Moreover, there were/are other big considerations clients are having to weigh out: timing, costs, vendor availability, family considerations (illness, overseas travel), immigration status, family planning, various guest lists, and now the vaccination status of invitees and their vendors. It's no wonder that such intensive planning for such an extensive period of time can set wedding couples up for the ultimate crash on the other side of their big day. As I discussed with Rebecca of the CBC back in April, these are some of the very reasons why couples opt for elopements - wedding planning fatigue.

So in the spirit of trying to normalize this wedding day 'hangover' and prepare yourselves if possible, I’m sharing with permission an IG post courageously written by my client Alanda a week after her nothing-short-of-dreamy wedding.

Seriously, it was a fairy tale wedding that left us all in tears and with hearts bursting wide open.

The fallout from this high was unanticipated.

To my fellow brides & in particular COVID brides,

Adam and I had the most perfect day. We were both on an all time high. Best day of my life? By far! Not a single thing went wrong (well other than my veil flying out of my hair as I walked down the aisle). But if that’s all that went wrong, it was a picture perfect beautiful day with the love of my life. But what no one told me was the feeling of grief that follows that day. The extreme sadness that comes after a wedding. Perhaps no one talks about this because they want you to have the best day ever, not stress about it, & because not everyone feels this way.

Just like everyone talks about how wonderful pregnancy & labour is and rarely about the post partum phase. But I want to talk about it so you don’t feel alone- so you don’t feel absolutely crazy like I have for the past 4 days.

For two years I planned this wedding. Plan A, B, C and D. I went to bed thinking about it and I woke up planning it. Every day was spent talking to vendors, our bridal party or editing some detail. Then the day came and all of the emotion came together to express the happiest I’ve literally ever been surrounded by our closest friends and family. The first celebration that many of us were experiencing in 1.5 years. Everyone felt that high.

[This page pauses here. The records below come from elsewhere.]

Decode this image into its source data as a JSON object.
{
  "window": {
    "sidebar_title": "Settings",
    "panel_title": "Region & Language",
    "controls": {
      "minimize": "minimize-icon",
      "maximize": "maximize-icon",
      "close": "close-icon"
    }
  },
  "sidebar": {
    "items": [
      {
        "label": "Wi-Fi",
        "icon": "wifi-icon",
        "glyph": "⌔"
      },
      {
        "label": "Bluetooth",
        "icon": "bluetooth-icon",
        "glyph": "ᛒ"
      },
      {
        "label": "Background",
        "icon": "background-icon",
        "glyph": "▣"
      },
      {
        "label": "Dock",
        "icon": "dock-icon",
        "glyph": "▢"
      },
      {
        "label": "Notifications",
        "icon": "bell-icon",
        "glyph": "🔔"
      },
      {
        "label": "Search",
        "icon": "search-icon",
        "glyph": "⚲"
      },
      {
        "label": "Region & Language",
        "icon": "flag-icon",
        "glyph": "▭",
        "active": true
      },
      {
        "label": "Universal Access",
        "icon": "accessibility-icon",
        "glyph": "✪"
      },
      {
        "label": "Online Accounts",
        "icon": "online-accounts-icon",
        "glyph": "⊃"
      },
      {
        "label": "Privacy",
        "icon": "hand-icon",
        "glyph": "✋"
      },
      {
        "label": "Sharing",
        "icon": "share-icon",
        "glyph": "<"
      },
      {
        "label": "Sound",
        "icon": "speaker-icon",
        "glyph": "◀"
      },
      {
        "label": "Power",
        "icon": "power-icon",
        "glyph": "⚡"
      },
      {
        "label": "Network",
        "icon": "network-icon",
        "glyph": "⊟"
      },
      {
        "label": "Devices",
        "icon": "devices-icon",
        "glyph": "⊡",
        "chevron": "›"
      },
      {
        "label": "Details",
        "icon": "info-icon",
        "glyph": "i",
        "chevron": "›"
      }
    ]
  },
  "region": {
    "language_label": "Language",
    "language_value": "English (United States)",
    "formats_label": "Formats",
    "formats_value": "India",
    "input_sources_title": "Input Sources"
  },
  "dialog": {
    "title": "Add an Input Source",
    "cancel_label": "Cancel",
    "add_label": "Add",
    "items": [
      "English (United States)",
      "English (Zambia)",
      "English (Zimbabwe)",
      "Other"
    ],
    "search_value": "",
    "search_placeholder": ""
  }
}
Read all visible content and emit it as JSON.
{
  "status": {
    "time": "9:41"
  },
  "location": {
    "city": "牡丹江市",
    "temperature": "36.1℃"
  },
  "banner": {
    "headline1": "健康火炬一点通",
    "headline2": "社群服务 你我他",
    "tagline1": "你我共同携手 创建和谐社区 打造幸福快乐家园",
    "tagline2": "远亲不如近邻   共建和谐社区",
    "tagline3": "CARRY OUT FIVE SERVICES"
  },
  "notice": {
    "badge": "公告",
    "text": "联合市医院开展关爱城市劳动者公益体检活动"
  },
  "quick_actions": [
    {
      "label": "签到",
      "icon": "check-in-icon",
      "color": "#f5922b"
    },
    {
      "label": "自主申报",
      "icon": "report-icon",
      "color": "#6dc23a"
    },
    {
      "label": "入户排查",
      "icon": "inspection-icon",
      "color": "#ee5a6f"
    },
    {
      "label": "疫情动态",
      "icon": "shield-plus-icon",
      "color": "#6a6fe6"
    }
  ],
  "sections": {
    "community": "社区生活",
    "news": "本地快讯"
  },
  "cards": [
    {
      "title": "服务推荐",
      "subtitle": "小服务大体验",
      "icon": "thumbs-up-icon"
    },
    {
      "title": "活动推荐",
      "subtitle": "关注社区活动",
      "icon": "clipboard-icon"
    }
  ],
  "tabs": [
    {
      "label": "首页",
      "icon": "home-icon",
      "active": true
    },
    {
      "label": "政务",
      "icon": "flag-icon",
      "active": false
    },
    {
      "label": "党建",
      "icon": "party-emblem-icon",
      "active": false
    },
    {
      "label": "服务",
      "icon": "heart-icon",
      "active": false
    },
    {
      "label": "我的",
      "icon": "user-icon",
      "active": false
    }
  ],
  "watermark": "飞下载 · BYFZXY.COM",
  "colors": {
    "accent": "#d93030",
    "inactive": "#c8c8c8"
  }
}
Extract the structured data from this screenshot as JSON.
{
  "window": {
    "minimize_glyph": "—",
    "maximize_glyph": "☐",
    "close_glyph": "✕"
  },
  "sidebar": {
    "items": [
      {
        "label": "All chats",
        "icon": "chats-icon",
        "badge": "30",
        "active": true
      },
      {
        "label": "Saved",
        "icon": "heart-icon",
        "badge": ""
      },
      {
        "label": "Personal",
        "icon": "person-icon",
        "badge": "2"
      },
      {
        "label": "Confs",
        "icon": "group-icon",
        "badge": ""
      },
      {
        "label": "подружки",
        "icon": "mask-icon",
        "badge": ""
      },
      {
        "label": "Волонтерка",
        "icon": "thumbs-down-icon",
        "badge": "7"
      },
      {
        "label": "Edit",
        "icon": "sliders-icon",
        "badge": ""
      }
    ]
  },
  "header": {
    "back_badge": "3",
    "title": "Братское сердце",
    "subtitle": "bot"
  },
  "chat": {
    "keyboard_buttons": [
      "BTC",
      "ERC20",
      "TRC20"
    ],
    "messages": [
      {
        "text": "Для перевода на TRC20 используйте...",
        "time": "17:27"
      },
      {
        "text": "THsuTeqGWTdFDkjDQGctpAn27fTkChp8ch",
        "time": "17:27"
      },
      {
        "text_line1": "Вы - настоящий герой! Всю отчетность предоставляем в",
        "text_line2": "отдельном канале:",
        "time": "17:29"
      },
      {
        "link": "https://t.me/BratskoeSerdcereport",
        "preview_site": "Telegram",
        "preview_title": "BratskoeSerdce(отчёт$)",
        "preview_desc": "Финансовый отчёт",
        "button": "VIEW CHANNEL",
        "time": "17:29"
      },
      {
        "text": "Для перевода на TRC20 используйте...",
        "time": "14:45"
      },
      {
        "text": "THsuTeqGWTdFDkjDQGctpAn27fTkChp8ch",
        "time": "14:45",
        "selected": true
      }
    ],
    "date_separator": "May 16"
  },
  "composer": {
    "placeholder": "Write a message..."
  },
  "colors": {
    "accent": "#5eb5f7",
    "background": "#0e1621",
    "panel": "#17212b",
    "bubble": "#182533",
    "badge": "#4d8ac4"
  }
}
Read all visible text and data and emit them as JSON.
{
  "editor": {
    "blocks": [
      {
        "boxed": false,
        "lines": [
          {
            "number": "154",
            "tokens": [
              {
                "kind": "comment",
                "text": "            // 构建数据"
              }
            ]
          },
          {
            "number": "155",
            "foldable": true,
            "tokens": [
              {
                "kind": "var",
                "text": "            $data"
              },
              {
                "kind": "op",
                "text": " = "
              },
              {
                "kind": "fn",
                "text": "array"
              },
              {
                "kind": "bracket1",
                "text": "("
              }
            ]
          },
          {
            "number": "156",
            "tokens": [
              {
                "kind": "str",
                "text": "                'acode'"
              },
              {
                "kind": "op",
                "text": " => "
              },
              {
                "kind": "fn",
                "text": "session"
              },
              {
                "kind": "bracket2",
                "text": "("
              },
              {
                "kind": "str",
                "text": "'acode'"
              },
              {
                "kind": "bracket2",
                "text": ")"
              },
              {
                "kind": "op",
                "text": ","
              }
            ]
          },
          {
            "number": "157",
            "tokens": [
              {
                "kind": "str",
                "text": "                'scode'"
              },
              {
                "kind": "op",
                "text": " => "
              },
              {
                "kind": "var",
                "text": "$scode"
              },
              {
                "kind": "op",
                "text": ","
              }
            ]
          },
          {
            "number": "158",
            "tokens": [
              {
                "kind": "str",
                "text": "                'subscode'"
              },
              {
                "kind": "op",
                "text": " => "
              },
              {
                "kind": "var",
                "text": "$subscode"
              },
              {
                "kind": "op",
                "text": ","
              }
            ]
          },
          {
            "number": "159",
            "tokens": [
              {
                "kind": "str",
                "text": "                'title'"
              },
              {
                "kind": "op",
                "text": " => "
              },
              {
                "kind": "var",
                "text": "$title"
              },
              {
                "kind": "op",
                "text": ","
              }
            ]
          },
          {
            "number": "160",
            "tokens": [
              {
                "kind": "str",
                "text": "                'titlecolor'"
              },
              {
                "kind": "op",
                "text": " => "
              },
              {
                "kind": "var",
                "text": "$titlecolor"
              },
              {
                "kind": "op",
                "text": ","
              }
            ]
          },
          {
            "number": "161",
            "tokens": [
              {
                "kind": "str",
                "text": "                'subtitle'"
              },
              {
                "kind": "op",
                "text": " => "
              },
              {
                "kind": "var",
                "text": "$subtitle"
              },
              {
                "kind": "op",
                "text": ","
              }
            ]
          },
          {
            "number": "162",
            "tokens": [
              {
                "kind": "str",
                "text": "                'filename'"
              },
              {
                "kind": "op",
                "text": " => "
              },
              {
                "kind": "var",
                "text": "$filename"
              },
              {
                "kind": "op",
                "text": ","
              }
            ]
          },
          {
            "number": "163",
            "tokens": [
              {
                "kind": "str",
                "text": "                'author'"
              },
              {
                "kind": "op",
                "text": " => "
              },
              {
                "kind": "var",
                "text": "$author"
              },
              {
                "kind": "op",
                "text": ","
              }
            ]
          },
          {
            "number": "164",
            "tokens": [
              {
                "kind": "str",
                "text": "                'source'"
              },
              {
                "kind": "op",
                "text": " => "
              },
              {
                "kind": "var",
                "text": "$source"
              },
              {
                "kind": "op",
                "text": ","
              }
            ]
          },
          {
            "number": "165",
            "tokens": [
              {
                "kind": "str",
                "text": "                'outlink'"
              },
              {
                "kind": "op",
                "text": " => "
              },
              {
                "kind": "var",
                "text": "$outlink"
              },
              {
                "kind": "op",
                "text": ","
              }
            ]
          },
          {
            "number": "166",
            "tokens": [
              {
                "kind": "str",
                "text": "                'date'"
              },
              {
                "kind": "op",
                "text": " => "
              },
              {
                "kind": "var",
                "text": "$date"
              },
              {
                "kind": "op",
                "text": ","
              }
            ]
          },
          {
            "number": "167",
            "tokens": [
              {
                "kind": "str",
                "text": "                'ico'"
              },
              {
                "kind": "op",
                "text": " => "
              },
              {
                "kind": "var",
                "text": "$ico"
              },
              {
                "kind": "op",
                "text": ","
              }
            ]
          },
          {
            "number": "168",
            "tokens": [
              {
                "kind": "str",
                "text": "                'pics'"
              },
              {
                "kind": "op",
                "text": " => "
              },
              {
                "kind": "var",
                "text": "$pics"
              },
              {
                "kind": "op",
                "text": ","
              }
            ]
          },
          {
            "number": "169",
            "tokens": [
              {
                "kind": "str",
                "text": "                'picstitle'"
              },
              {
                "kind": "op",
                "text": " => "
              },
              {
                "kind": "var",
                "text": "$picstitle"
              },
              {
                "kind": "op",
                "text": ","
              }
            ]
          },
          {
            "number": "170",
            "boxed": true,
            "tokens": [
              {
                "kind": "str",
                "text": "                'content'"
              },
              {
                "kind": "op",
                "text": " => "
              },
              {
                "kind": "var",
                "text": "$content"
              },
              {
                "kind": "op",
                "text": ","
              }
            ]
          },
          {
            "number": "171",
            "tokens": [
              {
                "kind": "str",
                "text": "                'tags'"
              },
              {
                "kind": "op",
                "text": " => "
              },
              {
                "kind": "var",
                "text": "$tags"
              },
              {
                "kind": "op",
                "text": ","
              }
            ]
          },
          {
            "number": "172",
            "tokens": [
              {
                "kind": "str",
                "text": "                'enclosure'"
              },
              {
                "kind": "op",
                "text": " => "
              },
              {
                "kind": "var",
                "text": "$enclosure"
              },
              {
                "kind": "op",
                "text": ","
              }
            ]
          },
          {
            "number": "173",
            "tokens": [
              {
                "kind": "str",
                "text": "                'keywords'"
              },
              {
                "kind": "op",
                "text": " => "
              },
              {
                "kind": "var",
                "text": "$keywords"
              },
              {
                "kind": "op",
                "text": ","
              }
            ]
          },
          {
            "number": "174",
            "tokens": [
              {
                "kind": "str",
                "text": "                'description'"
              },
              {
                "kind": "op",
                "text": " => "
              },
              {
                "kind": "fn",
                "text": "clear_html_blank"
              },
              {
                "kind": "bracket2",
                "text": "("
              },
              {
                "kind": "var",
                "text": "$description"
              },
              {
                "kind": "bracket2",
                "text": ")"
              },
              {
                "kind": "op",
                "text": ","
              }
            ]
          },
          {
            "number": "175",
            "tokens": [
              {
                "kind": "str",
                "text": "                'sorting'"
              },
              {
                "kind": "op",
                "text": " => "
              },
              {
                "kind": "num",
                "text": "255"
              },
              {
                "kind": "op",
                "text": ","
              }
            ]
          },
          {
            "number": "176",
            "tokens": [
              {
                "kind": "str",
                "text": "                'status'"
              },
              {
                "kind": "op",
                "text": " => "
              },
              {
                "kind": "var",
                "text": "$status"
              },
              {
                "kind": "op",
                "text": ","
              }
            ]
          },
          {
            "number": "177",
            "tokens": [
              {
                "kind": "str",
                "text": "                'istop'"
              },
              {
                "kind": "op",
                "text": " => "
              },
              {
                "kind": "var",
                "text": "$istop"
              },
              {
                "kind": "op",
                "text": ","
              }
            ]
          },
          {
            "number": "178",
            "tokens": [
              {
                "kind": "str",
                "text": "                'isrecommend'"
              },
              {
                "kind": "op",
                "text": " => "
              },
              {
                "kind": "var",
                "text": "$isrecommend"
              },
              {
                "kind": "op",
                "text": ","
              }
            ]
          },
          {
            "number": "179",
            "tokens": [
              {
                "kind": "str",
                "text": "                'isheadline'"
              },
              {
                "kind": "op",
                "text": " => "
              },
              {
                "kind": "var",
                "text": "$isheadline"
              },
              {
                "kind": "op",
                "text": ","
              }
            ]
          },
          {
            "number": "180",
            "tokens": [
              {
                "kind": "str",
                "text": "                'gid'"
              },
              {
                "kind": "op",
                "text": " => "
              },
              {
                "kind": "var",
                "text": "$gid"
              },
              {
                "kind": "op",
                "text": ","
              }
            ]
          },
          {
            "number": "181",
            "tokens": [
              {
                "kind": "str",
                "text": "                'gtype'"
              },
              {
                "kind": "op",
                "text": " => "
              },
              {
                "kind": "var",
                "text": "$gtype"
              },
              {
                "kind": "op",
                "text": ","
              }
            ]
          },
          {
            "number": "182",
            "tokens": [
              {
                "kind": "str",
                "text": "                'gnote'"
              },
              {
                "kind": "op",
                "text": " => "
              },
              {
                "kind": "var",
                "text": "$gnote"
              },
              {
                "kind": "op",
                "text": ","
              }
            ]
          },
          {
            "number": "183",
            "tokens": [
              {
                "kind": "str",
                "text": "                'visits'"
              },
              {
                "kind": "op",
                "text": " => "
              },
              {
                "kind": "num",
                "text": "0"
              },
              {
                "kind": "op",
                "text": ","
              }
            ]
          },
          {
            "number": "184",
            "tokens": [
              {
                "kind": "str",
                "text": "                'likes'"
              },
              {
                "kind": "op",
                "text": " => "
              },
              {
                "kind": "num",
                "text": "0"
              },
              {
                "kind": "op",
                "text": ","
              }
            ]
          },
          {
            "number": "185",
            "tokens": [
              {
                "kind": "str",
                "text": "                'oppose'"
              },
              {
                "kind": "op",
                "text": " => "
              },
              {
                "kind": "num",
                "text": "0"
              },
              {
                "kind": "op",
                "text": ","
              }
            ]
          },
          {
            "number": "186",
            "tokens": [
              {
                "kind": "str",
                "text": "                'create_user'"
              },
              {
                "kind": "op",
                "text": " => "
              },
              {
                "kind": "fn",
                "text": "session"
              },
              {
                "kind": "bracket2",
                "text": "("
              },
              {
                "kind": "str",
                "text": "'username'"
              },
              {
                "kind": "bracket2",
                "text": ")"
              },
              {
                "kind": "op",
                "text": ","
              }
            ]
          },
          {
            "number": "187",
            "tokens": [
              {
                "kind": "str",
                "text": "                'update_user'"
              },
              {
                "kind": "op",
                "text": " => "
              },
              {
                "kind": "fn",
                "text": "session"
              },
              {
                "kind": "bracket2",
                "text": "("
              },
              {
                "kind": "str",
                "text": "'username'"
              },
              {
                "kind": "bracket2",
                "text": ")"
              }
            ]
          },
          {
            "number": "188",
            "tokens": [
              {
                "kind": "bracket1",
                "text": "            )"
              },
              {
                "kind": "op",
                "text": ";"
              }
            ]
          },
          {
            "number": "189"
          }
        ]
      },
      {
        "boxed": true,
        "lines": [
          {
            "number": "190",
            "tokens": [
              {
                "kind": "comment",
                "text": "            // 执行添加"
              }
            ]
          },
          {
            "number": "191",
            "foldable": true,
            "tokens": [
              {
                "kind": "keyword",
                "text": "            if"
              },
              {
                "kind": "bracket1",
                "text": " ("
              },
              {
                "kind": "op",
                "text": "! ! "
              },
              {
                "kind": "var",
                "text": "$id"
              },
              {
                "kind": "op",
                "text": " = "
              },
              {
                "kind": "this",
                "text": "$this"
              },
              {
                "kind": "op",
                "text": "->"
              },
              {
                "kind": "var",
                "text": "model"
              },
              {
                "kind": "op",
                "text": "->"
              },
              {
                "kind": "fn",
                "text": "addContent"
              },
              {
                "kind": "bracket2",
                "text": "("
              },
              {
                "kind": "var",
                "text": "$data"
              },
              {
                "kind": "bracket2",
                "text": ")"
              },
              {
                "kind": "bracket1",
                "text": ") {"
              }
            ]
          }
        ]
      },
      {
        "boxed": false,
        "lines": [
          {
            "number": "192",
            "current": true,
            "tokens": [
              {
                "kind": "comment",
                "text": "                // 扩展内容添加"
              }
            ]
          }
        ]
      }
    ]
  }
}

But Monday came and I woke up with nothing else to plan. No vendors to speak to. Going back to normal life. No day to look forward to - well every day is something to look forward to. But the “perfect” wedding day.

If I can provide any of you brides advice, it’s to be kind to yourself. Get a good sleep the night before. Get good sleep after. Spend time with your loved one after the wedding if you can. Spend time with others. Reach out to your officiant or pastor. Exercise. And cry. Cry it all out. Cry a lot. There is a rawness to the other side of wedding planning, there is a loss. It’s a beautiful loss and it’s okay to grieve it. It’s ok to not feel okay after your perfect day. It doesn’t mean that your day wasn’t perfect. Know that I see you. I am here for you. And thank you to all who have been there for me ❤️”

So, remember:

• Be kind to yourself.

• Get a good sleep the night before.

• Get good sleep after.

• Spend time with your loved one after the wedding if you can.

• Spend time with others.

• Reach out to your officiant or pastor.

• Exercise.

• And cry. Cry it all out. Cry a lot.

Did you experience anything similar?

Would you add anything to the list?

Holding you ever so gently in my thoughts,

Rev Jodi Hall
Something New Officiant

Newlyweds Alanda and Adam Skinn
original photograph by Thistle & Rose Photography
Flowers Gooseberry Custom Floral Design
Officiant Jodi, Something New Officiant
Wedding Coordinator Kassia Tjia Planner